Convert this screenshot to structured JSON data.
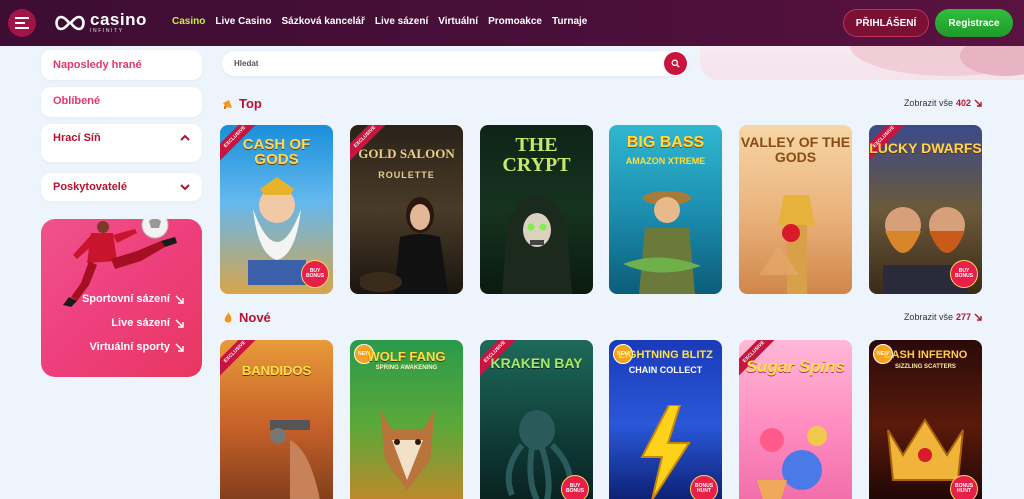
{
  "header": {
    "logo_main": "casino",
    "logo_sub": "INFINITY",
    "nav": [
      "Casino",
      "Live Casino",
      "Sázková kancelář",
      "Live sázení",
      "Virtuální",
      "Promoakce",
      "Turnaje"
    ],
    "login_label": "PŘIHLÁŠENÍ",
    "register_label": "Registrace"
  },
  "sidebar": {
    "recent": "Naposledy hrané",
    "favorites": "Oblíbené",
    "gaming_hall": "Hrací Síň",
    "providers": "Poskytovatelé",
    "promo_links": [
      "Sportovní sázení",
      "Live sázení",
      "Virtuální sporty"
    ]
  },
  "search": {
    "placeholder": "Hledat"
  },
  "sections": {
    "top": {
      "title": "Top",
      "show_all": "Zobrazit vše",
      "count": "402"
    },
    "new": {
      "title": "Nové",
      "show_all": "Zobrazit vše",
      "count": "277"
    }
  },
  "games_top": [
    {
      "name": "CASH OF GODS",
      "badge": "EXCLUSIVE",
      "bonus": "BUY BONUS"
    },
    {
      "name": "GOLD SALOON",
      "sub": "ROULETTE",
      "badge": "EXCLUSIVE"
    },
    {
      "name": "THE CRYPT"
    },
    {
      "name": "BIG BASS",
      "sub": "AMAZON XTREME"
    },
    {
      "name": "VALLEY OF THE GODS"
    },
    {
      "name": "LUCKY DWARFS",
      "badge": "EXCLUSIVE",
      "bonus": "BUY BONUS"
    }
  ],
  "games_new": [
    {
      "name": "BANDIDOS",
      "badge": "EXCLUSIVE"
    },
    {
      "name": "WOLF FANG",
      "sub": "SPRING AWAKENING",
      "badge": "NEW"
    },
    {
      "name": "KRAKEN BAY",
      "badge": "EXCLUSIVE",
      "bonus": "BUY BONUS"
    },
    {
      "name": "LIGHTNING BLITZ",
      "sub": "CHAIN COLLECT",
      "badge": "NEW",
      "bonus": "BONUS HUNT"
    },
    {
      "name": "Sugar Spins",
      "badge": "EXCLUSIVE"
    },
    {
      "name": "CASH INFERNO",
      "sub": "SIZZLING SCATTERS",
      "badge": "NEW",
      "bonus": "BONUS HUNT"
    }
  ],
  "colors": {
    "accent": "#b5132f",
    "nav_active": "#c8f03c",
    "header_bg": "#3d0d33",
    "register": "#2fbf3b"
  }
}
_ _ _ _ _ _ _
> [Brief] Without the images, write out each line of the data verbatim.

> [Reply]
Convert this screenshot to structured JSON data.
{
  "header": {
    "logo_main": "casino",
    "logo_sub": "INFINITY",
    "nav": [
      "Casino",
      "Live Casino",
      "Sázková kancelář",
      "Live sázení",
      "Virtuální",
      "Promoakce",
      "Turnaje"
    ],
    "login_label": "PŘIHLÁŠENÍ",
    "register_label": "Registrace"
  },
  "sidebar": {
    "recent": "Naposledy hrané",
    "favorites": "Oblíbené",
    "gaming_hall": "Hrací Síň",
    "providers": "Poskytovatelé",
    "promo_links": [
      "Sportovní sázení",
      "Live sázení",
      "Virtuální sporty"
    ]
  },
  "search": {
    "placeholder": "Hledat"
  },
  "sections": {
    "top": {
      "title": "Top",
      "show_all": "Zobrazit vše",
      "count": "402"
    },
    "new": {
      "title": "Nové",
      "show_all": "Zobrazit vše",
      "count": "277"
    }
  },
  "games_top": [
    {
      "name": "CASH OF GODS",
      "badge": "EXCLUSIVE",
      "bonus": "BUY BONUS"
    },
    {
      "name": "GOLD SALOON",
      "sub": "ROULETTE",
      "badge": "EXCLUSIVE"
    },
    {
      "name": "THE CRYPT"
    },
    {
      "name": "BIG BASS",
      "sub": "AMAZON XTREME"
    },
    {
      "name": "VALLEY OF THE GODS"
    },
    {
      "name": "LUCKY DWARFS",
      "badge": "EXCLUSIVE",
      "bonus": "BUY BONUS"
    }
  ],
  "games_new": [
    {
      "name": "BANDIDOS",
      "badge": "EXCLUSIVE"
    },
    {
      "name": "WOLF FANG",
      "sub": "SPRING AWAKENING",
      "badge": "NEW"
    },
    {
      "name": "KRAKEN BAY",
      "badge": "EXCLUSIVE",
      "bonus": "BUY BONUS"
    },
    {
      "name": "LIGHTNING BLITZ",
      "sub": "CHAIN COLLECT",
      "badge": "NEW",
      "bonus": "BONUS HUNT"
    },
    {
      "name": "Sugar Spins",
      "badge": "EXCLUSIVE"
    },
    {
      "name": "CASH INFERNO",
      "sub": "SIZZLING SCATTERS",
      "badge": "NEW",
      "bonus": "BONUS HUNT"
    }
  ],
  "colors": {
    "accent": "#b5132f",
    "nav_active": "#c8f03c",
    "header_bg": "#3d0d33",
    "register": "#2fbf3b"
  }
}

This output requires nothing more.